(Component data from apps and pages)
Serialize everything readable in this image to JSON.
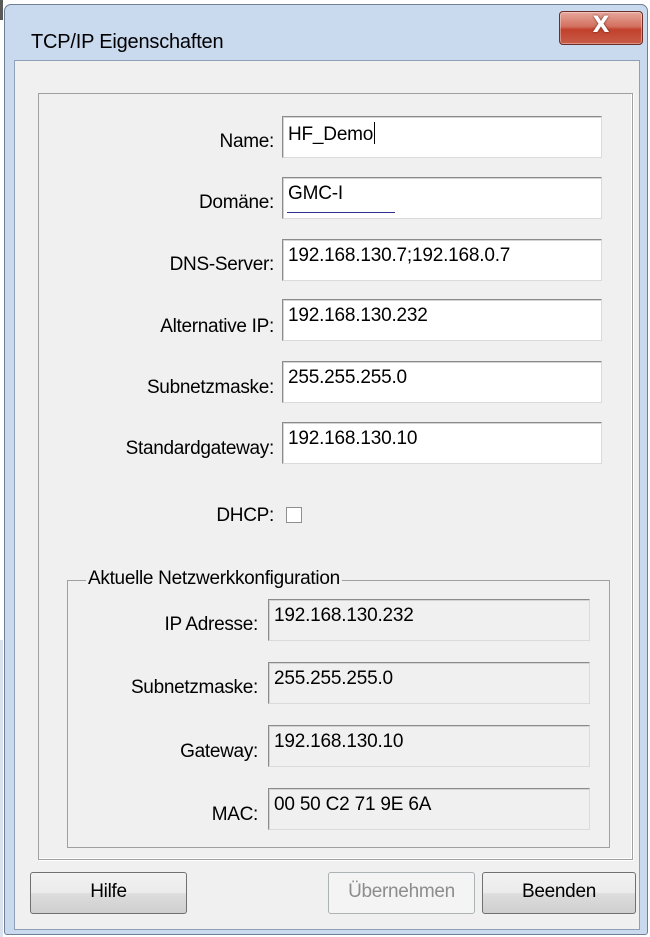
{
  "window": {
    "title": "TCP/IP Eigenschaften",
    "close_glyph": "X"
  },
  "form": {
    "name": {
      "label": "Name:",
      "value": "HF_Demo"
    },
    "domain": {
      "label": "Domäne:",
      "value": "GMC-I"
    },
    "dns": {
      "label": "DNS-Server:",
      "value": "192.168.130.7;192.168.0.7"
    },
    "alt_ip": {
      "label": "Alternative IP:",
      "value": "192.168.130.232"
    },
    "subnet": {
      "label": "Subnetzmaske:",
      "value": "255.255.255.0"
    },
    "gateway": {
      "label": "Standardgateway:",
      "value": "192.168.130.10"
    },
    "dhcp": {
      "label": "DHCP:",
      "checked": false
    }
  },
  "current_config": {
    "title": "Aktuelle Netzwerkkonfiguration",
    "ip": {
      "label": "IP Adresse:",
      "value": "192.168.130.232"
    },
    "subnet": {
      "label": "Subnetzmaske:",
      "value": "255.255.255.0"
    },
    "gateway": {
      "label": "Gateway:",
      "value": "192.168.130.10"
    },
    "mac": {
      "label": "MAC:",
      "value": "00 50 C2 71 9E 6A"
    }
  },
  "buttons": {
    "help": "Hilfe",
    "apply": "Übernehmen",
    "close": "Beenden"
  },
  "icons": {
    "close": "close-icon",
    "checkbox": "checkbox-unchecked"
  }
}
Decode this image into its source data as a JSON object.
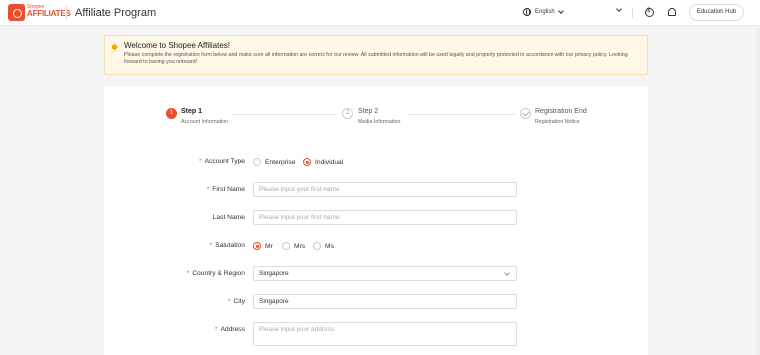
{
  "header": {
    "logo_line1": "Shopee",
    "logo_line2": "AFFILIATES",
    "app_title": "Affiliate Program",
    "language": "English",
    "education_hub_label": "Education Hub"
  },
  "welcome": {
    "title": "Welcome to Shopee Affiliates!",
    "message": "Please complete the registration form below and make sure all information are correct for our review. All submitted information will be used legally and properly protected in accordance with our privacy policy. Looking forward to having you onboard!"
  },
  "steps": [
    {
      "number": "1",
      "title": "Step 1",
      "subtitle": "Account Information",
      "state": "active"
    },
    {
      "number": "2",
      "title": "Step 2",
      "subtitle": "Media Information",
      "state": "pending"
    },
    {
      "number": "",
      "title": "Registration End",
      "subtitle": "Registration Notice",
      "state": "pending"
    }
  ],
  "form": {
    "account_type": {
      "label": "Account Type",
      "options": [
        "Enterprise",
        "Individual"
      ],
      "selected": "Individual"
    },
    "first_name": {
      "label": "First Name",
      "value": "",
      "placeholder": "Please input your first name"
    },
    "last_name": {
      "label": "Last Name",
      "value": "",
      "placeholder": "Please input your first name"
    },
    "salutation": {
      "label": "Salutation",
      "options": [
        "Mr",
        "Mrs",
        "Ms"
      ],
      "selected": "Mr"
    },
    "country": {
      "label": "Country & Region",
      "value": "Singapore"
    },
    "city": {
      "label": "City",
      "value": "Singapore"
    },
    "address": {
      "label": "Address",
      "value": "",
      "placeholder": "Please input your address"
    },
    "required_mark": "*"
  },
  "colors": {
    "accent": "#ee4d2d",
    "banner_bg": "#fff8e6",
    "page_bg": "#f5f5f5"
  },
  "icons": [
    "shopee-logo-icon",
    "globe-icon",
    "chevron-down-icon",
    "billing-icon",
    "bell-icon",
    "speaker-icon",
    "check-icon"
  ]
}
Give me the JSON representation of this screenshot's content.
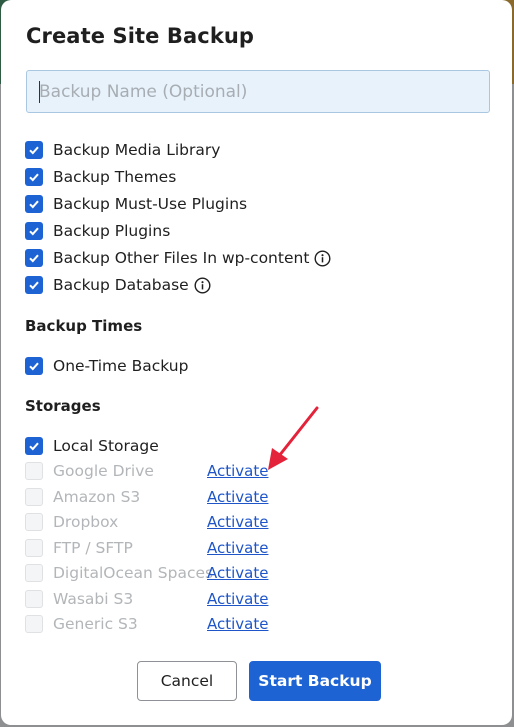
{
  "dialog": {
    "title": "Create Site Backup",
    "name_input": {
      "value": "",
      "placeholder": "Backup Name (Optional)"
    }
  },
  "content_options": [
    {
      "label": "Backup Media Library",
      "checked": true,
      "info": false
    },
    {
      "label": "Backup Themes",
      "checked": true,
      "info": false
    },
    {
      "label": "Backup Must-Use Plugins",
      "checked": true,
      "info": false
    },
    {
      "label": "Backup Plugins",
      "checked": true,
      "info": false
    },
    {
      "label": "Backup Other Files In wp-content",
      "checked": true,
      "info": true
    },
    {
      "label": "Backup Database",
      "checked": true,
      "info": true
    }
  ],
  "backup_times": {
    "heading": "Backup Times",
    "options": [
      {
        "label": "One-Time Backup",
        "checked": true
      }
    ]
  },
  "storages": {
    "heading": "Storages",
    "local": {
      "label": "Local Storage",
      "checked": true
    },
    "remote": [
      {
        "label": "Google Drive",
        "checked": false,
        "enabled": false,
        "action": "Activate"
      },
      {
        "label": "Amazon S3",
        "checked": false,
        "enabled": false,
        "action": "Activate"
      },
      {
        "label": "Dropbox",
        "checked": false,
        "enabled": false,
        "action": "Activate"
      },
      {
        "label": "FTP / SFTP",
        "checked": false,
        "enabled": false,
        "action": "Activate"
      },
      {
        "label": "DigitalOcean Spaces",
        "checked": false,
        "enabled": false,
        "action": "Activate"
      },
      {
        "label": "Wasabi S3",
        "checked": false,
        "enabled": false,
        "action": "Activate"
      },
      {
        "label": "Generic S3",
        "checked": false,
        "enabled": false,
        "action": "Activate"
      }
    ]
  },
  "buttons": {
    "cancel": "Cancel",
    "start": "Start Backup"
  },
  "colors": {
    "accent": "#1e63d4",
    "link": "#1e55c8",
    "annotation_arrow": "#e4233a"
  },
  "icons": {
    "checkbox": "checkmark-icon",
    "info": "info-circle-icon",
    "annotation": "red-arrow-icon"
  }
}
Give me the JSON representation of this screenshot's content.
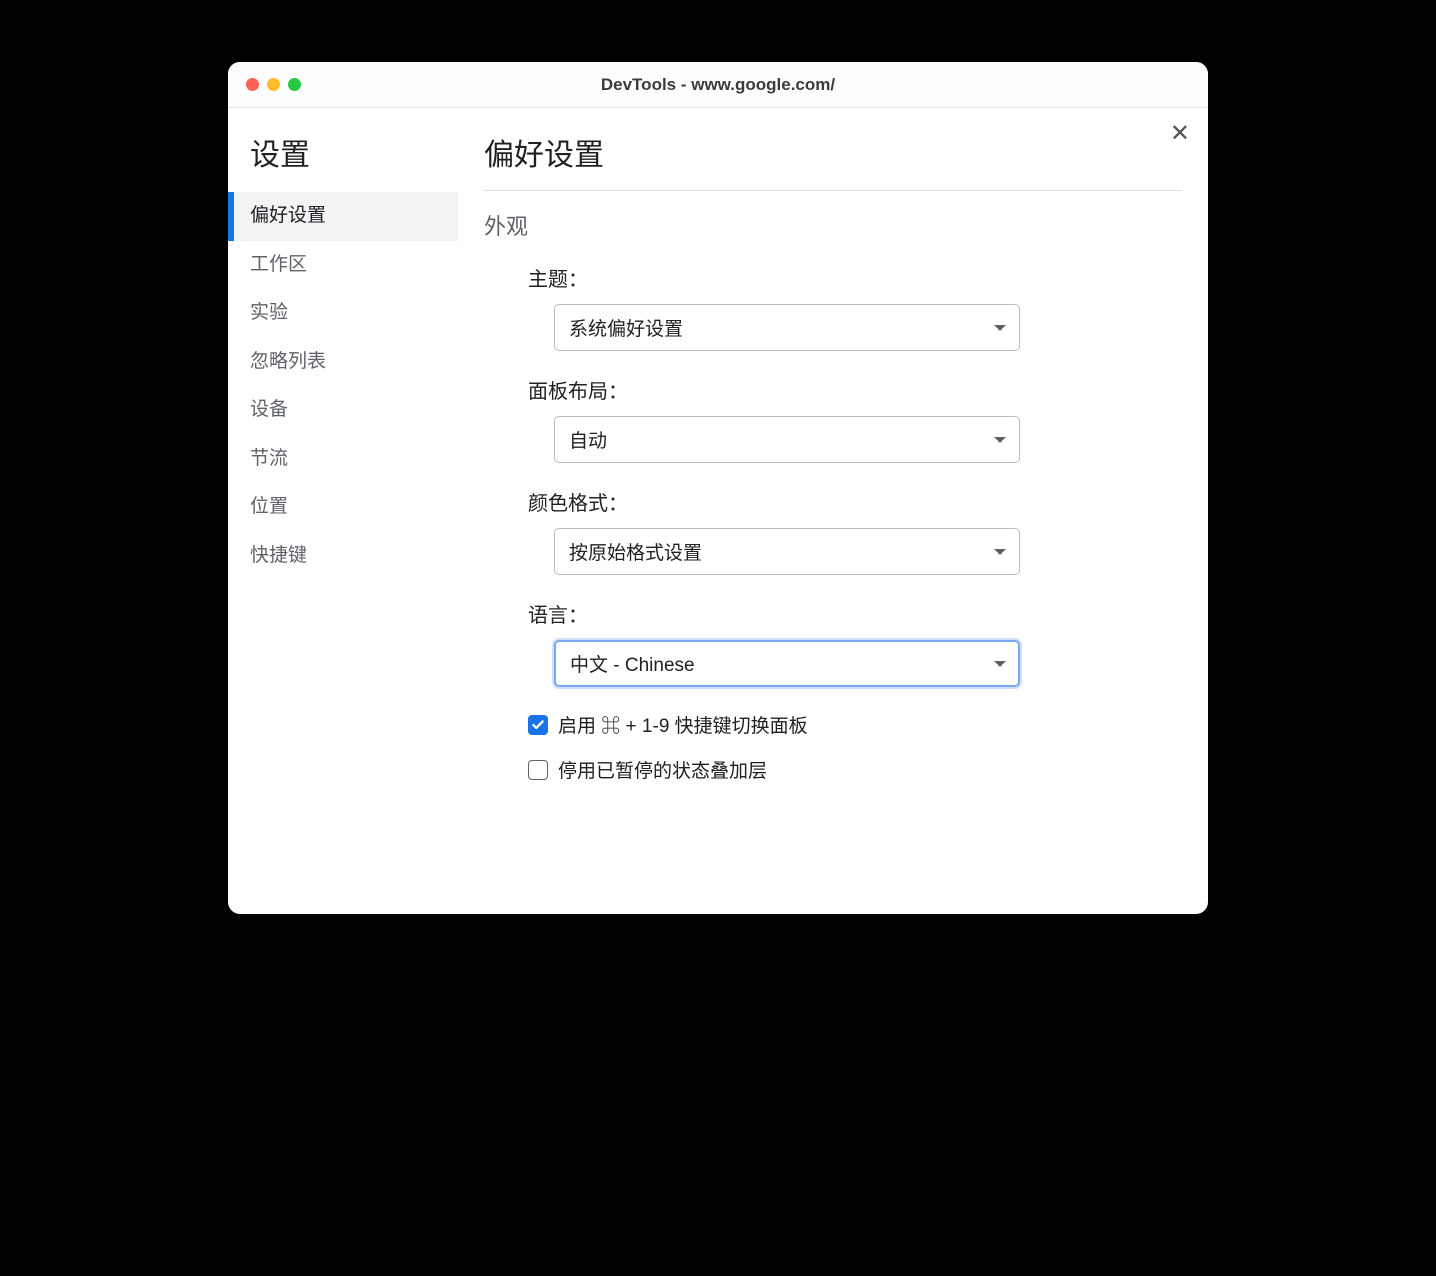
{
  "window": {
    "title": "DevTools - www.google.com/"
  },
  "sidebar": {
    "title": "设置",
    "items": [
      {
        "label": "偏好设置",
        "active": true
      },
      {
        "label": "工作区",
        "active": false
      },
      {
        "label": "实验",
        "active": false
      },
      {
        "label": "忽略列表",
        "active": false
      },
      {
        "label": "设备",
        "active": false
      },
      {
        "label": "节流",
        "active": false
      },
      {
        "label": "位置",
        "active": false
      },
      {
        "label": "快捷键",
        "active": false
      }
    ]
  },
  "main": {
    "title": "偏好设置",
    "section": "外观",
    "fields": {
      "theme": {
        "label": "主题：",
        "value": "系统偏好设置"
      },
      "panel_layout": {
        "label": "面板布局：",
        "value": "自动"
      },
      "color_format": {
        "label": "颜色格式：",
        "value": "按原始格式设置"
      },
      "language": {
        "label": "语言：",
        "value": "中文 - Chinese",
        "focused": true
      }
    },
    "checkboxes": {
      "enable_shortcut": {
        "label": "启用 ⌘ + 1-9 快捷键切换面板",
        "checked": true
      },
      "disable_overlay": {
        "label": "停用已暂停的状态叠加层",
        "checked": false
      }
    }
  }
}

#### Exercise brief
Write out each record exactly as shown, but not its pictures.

#### Output
Serialize everything readable in this image to JSON.
{
  "window": {
    "title": "TCP/IP Eigenschaften",
    "close_glyph": "X"
  },
  "form": {
    "name": {
      "label": "Name:",
      "value": "HF_Demo"
    },
    "domain": {
      "label": "Domäne:",
      "value": "GMC-I"
    },
    "dns": {
      "label": "DNS-Server:",
      "value": "192.168.130.7;192.168.0.7"
    },
    "alt_ip": {
      "label": "Alternative IP:",
      "value": "192.168.130.232"
    },
    "subnet": {
      "label": "Subnetzmaske:",
      "value": "255.255.255.0"
    },
    "gateway": {
      "label": "Standardgateway:",
      "value": "192.168.130.10"
    },
    "dhcp": {
      "label": "DHCP:",
      "checked": false
    }
  },
  "current_config": {
    "title": "Aktuelle Netzwerkkonfiguration",
    "ip": {
      "label": "IP Adresse:",
      "value": "192.168.130.232"
    },
    "subnet": {
      "label": "Subnetzmaske:",
      "value": "255.255.255.0"
    },
    "gateway": {
      "label": "Gateway:",
      "value": "192.168.130.10"
    },
    "mac": {
      "label": "MAC:",
      "value": "00 50 C2 71 9E 6A"
    }
  },
  "buttons": {
    "help": "Hilfe",
    "apply": "Übernehmen",
    "close": "Beenden"
  },
  "icons": {
    "close": "close-icon",
    "checkbox": "checkbox-unchecked"
  }
}
Decode this image into its source data as a JSON object.
{
  "header": {
    "logo_line1": "Shopee",
    "logo_line2": "AFFILIATES",
    "app_title": "Affiliate Program",
    "language": "English",
    "education_hub_label": "Education Hub"
  },
  "welcome": {
    "title": "Welcome to Shopee Affiliates!",
    "message": "Please complete the registration form below and make sure all information are correct for our review. All submitted information will be used legally and properly protected in accordance with our privacy policy. Looking forward to having you onboard!"
  },
  "steps": [
    {
      "number": "1",
      "title": "Step 1",
      "subtitle": "Account Information",
      "state": "active"
    },
    {
      "number": "2",
      "title": "Step 2",
      "subtitle": "Media Information",
      "state": "pending"
    },
    {
      "number": "",
      "title": "Registration End",
      "subtitle": "Registration Notice",
      "state": "pending"
    }
  ],
  "form": {
    "account_type": {
      "label": "Account Type",
      "options": [
        "Enterprise",
        "Individual"
      ],
      "selected": "Individual"
    },
    "first_name": {
      "label": "First Name",
      "value": "",
      "placeholder": "Please input your first name"
    },
    "last_name": {
      "label": "Last Name",
      "value": "",
      "placeholder": "Please input your first name"
    },
    "salutation": {
      "label": "Salutation",
      "options": [
        "Mr",
        "Mrs",
        "Ms"
      ],
      "selected": "Mr"
    },
    "country": {
      "label": "Country & Region",
      "value": "Singapore"
    },
    "city": {
      "label": "City",
      "value": "Singapore"
    },
    "address": {
      "label": "Address",
      "value": "",
      "placeholder": "Please input your address"
    },
    "required_mark": "*"
  },
  "colors": {
    "accent": "#ee4d2d",
    "banner_bg": "#fff8e6",
    "page_bg": "#f5f5f5"
  },
  "icons": [
    "shopee-logo-icon",
    "globe-icon",
    "chevron-down-icon",
    "billing-icon",
    "bell-icon",
    "speaker-icon",
    "check-icon"
  ]
}
Give me the JSON representation of this screenshot's content.
{
  "dialog": {
    "title": "Create Site Backup",
    "name_input": {
      "value": "",
      "placeholder": "Backup Name (Optional)"
    }
  },
  "content_options": [
    {
      "label": "Backup Media Library",
      "checked": true,
      "info": false
    },
    {
      "label": "Backup Themes",
      "checked": true,
      "info": false
    },
    {
      "label": "Backup Must-Use Plugins",
      "checked": true,
      "info": false
    },
    {
      "label": "Backup Plugins",
      "checked": true,
      "info": false
    },
    {
      "label": "Backup Other Files In wp-content",
      "checked": true,
      "info": true
    },
    {
      "label": "Backup Database",
      "checked": true,
      "info": true
    }
  ],
  "backup_times": {
    "heading": "Backup Times",
    "options": [
      {
        "label": "One-Time Backup",
        "checked": true
      }
    ]
  },
  "storages": {
    "heading": "Storages",
    "local": {
      "label": "Local Storage",
      "checked": true
    },
    "remote": [
      {
        "label": "Google Drive",
        "checked": false,
        "enabled": false,
        "action": "Activate"
      },
      {
        "label": "Amazon S3",
        "checked": false,
        "enabled": false,
        "action": "Activate"
      },
      {
        "label": "Dropbox",
        "checked": false,
        "enabled": false,
        "action": "Activate"
      },
      {
        "label": "FTP / SFTP",
        "checked": false,
        "enabled": false,
        "action": "Activate"
      },
      {
        "label": "DigitalOcean Spaces",
        "checked": false,
        "enabled": false,
        "action": "Activate"
      },
      {
        "label": "Wasabi S3",
        "checked": false,
        "enabled": false,
        "action": "Activate"
      },
      {
        "label": "Generic S3",
        "checked": false,
        "enabled": false,
        "action": "Activate"
      }
    ]
  },
  "buttons": {
    "cancel": "Cancel",
    "start": "Start Backup"
  },
  "colors": {
    "accent": "#1e63d4",
    "link": "#1e55c8",
    "annotation_arrow": "#e4233a"
  },
  "icons": {
    "checkbox": "checkmark-icon",
    "info": "info-circle-icon",
    "annotation": "red-arrow-icon"
  }
}
Give me the JSON representation of this screenshot's content.
{
  "window": {
    "title": "DevTools - www.google.com/"
  },
  "sidebar": {
    "title": "设置",
    "items": [
      {
        "label": "偏好设置",
        "active": true
      },
      {
        "label": "工作区",
        "active": false
      },
      {
        "label": "实验",
        "active": false
      },
      {
        "label": "忽略列表",
        "active": false
      },
      {
        "label": "设备",
        "active": false
      },
      {
        "label": "节流",
        "active": false
      },
      {
        "label": "位置",
        "active": false
      },
      {
        "label": "快捷键",
        "active": false
      }
    ]
  },
  "main": {
    "title": "偏好设置",
    "section": "外观",
    "fields": {
      "theme": {
        "label": "主题：",
        "value": "系统偏好设置"
      },
      "panel_layout": {
        "label": "面板布局：",
        "value": "自动"
      },
      "color_format": {
        "label": "颜色格式：",
        "value": "按原始格式设置"
      },
      "language": {
        "label": "语言：",
        "value": "中文 - Chinese",
        "focused": true
      }
    },
    "checkboxes": {
      "enable_shortcut": {
        "label": "启用 ⌘ + 1-9 快捷键切换面板",
        "checked": true
      },
      "disable_overlay": {
        "label": "停用已暂停的状态叠加层",
        "checked": false
      }
    }
  }
}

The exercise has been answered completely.